Friday, May 23, 2008

Plugging the gaps in WSSC leadership

E-mail this article \ Print this article

Given the history of squabbling by commissioners of the regional water and sewer authority known as WSSC, there should be little surprise that their latest attempts to hire a new top leader appear snared in procedure and politics.

During a closed-door session last month, the six commissioners of the Washington Suburban Sanitary Commission dickered over how to rank candidates being considered for the general manager’s office.

This job search became necessary when commissioners refused to renew the contract of Andrew D. Brunhart, a respected engineer who took the job almost four years ago in the wake of another bitter struggle between the commissioners over the ouster of his predecessor. Among his perceived transgressions: Brunhart apparently stepped on the wrong toes as he was making reforms to small- and minority-business contract programs that had been hurt by past episodes of patronage and power-brokering.

At an April 30 meeting, the commissioners split over the process and criteria used to evaluate internal and outside candidates, according to the account of one member. The process crippled the chances of one strong, internal candidate, she argued.

The Montgomery and Prince George’s county executives each appoint three members to the board, and last month’s tiff apparently split along county lines, according to reporting by The Gazette’s Margie Hyslop.

Montgomery County Executive Isiah Leggett, who signaled early in his term that it was time to begin reforming the WSSC’s board by appointing new faces, has yet to get deeply involved in this latest dust up. He must — sooner rather than later, privately and publicly — and call upon his counterpart in neighboring Prince George’s to intervene to bring new, aggressive leadership.

One reason is basic: Is anyone with the talent needed to guide the agency going to want to walk into such a snake-pit of dissension and derision?

Revolving-door management hurts continuity in any large organization and the WSSC, which is the nation’s eighth largest water-and-sewer system, is facing a challenging future.

An operating budget approved earlier this month includes an 8 percent increase in bills for most customers — about $3.75 a month for the average residential users — the largest jump in 15 years. The budget also includes money to overhaul about 27 miles of water pipes and 51 miles of sewer lines, a fraction of what is needed. Managers have said for years that a more aggressive plan is necessary to replace aging pipes and warned of ‘‘catastrophic failure” of some high-pressure water lines that are wearing out.

Leggett has a fresh chance to influence the workings of the WSSC board. One of the newest commissioners, Norman E. Pruitt of Ashton, abruptly resigned his four-year term after just six months, claiming the WSSC appointment required too much time. In selecting his replacement, Leggett can recommend a candidate with a strong backbone who is able to oppose and expose any hidden agendas of other members and work to ease strained relationships.

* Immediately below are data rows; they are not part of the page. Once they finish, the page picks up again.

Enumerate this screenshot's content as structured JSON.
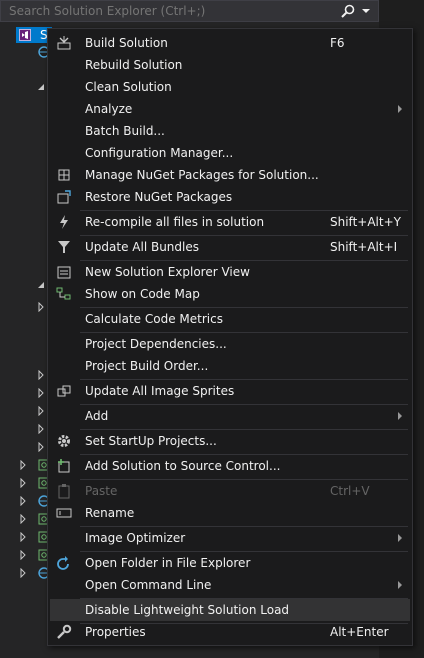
{
  "search": {
    "placeholder": "Search Solution Explorer (Ctrl+;)"
  },
  "tree": {
    "selected_label": "S"
  },
  "menu": {
    "items": [
      {
        "label": "Build Solution",
        "shortcut": "F6",
        "icon": "build-icon"
      },
      {
        "label": "Rebuild Solution",
        "shortcut": ""
      },
      {
        "label": "Clean Solution",
        "shortcut": ""
      },
      {
        "label": "Analyze",
        "shortcut": "",
        "submenu": true
      },
      {
        "label": "Batch Build...",
        "shortcut": ""
      },
      {
        "label": "Configuration Manager...",
        "shortcut": ""
      },
      {
        "label": "Manage NuGet Packages for Solution...",
        "shortcut": "",
        "icon": "nuget-icon"
      },
      {
        "label": "Restore NuGet Packages",
        "shortcut": "",
        "icon": "restore-icon"
      },
      {
        "label": "Re-compile all files in solution",
        "shortcut": "Shift+Alt+Y",
        "icon": "lightning-icon"
      },
      {
        "label": "Update All Bundles",
        "shortcut": "Shift+Alt+I",
        "icon": "filter-icon"
      },
      {
        "label": "New Solution Explorer View",
        "shortcut": "",
        "icon": "new-view-icon"
      },
      {
        "label": "Show on Code Map",
        "shortcut": "",
        "icon": "code-map-icon"
      },
      {
        "label": "Calculate Code Metrics",
        "shortcut": ""
      },
      {
        "label": "Project Dependencies...",
        "shortcut": ""
      },
      {
        "label": "Project Build Order...",
        "shortcut": ""
      },
      {
        "label": "Update All Image Sprites",
        "shortcut": "",
        "icon": "sprites-icon"
      },
      {
        "label": "Add",
        "shortcut": "",
        "submenu": true
      },
      {
        "label": "Set StartUp Projects...",
        "shortcut": "",
        "icon": "gear-icon"
      },
      {
        "label": "Add Solution to Source Control...",
        "shortcut": "",
        "icon": "source-control-icon"
      },
      {
        "label": "Paste",
        "shortcut": "Ctrl+V",
        "icon": "paste-icon",
        "disabled": true
      },
      {
        "label": "Rename",
        "shortcut": "",
        "icon": "rename-icon"
      },
      {
        "label": "Image Optimizer",
        "shortcut": "",
        "submenu": true
      },
      {
        "label": "Open Folder in File Explorer",
        "shortcut": "",
        "icon": "open-folder-icon"
      },
      {
        "label": "Open Command Line",
        "shortcut": "",
        "submenu": true
      },
      {
        "label": "Disable Lightweight Solution Load",
        "shortcut": "",
        "highlighted": true
      },
      {
        "label": "Properties",
        "shortcut": "Alt+Enter",
        "icon": "wrench-icon"
      }
    ]
  }
}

Unless they want to hear renewed calls to privatize the utility, an idea that has been beaten back in the past but could bring a higher level of accountability to WSSC management, both county executives, and county councils, need the resolve to patch fissures at the commission and insist on a strong, independent-minded general manager.